[Recorded data]
....................

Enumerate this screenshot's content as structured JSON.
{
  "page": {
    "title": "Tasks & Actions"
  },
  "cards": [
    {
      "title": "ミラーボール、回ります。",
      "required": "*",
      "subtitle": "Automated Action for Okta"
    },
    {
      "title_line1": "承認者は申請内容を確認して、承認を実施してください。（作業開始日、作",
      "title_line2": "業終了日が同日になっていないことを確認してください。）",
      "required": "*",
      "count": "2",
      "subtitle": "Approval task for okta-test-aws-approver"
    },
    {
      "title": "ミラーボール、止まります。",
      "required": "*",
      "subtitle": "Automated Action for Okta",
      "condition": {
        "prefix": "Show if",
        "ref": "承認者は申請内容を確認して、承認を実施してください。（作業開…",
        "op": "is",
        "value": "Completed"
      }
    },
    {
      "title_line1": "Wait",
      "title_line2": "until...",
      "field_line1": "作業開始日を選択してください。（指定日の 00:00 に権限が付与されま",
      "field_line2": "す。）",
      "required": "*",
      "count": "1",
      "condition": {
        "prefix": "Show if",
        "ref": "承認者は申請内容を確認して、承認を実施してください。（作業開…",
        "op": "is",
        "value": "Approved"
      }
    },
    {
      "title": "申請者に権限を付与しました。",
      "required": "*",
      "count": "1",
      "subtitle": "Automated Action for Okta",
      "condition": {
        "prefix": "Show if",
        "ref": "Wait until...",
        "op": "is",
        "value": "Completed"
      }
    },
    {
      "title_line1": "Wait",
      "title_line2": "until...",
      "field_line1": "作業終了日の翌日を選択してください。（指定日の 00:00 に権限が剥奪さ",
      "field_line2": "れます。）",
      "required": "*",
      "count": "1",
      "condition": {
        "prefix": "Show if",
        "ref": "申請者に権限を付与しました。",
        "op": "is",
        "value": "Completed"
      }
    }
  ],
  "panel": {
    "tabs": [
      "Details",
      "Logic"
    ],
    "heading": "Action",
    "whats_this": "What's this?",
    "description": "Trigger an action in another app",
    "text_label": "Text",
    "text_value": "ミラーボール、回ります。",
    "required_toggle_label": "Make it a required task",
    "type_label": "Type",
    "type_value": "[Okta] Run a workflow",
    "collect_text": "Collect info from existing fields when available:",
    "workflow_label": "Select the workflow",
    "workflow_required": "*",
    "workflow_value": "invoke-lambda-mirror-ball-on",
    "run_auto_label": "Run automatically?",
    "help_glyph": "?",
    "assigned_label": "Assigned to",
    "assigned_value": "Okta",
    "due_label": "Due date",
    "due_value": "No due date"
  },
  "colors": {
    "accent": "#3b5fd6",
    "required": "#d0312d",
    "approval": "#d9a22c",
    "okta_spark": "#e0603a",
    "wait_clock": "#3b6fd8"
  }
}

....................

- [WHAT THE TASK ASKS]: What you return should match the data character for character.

- [RESPONSE TO THE TASK]:
Enumerate this screenshot's content as structured JSON.
{
  "page": {
    "title": "Tasks & Actions"
  },
  "cards": [
    {
      "title": "ミラーボール、回ります。",
      "required": "*",
      "subtitle": "Automated Action for Okta"
    },
    {
      "title_line1": "承認者は申請内容を確認して、承認を実施してください。（作業開始日、作",
      "title_line2": "業終了日が同日になっていないことを確認してください。）",
      "required": "*",
      "count": "2",
      "subtitle": "Approval task for okta-test-aws-approver"
    },
    {
      "title": "ミラーボール、止まります。",
      "required": "*",
      "subtitle": "Automated Action for Okta",
      "condition": {
        "prefix": "Show if",
        "ref": "承認者は申請内容を確認して、承認を実施してください。（作業開…",
        "op": "is",
        "value": "Completed"
      }
    },
    {
      "title_line1": "Wait",
      "title_line2": "until...",
      "field_line1": "作業開始日を選択してください。（指定日の 00:00 に権限が付与されま",
      "field_line2": "す。）",
      "required": "*",
      "count": "1",
      "condition": {
        "prefix": "Show if",
        "ref": "承認者は申請内容を確認して、承認を実施してください。（作業開…",
        "op": "is",
        "value": "Approved"
      }
    },
    {
      "title": "申請者に権限を付与しました。",
      "required": "*",
      "count": "1",
      "subtitle": "Automated Action for Okta",
      "condition": {
        "prefix": "Show if",
        "ref": "Wait until...",
        "op": "is",
        "value": "Completed"
      }
    },
    {
      "title_line1": "Wait",
      "title_line2": "until...",
      "field_line1": "作業終了日の翌日を選択してください。（指定日の 00:00 に権限が剥奪さ",
      "field_line2": "れます。）",
      "required": "*",
      "count": "1",
      "condition": {
        "prefix": "Show if",
        "ref": "申請者に権限を付与しました。",
        "op": "is",
        "value": "Completed"
      }
    }
  ],
  "panel": {
    "tabs": [
      "Details",
      "Logic"
    ],
    "heading": "Action",
    "whats_this": "What's this?",
    "description": "Trigger an action in another app",
    "text_label": "Text",
    "text_value": "ミラーボール、回ります。",
    "required_toggle_label": "Make it a required task",
    "type_label": "Type",
    "type_value": "[Okta] Run a workflow",
    "collect_text": "Collect info from existing fields when available:",
    "workflow_label": "Select the workflow",
    "workflow_required": "*",
    "workflow_value": "invoke-lambda-mirror-ball-on",
    "run_auto_label": "Run automatically?",
    "help_glyph": "?",
    "assigned_label": "Assigned to",
    "assigned_value": "Okta",
    "due_label": "Due date",
    "due_value": "No due date"
  },
  "colors": {
    "accent": "#3b5fd6",
    "required": "#d0312d",
    "approval": "#d9a22c",
    "okta_spark": "#e0603a",
    "wait_clock": "#3b6fd8"
  }
}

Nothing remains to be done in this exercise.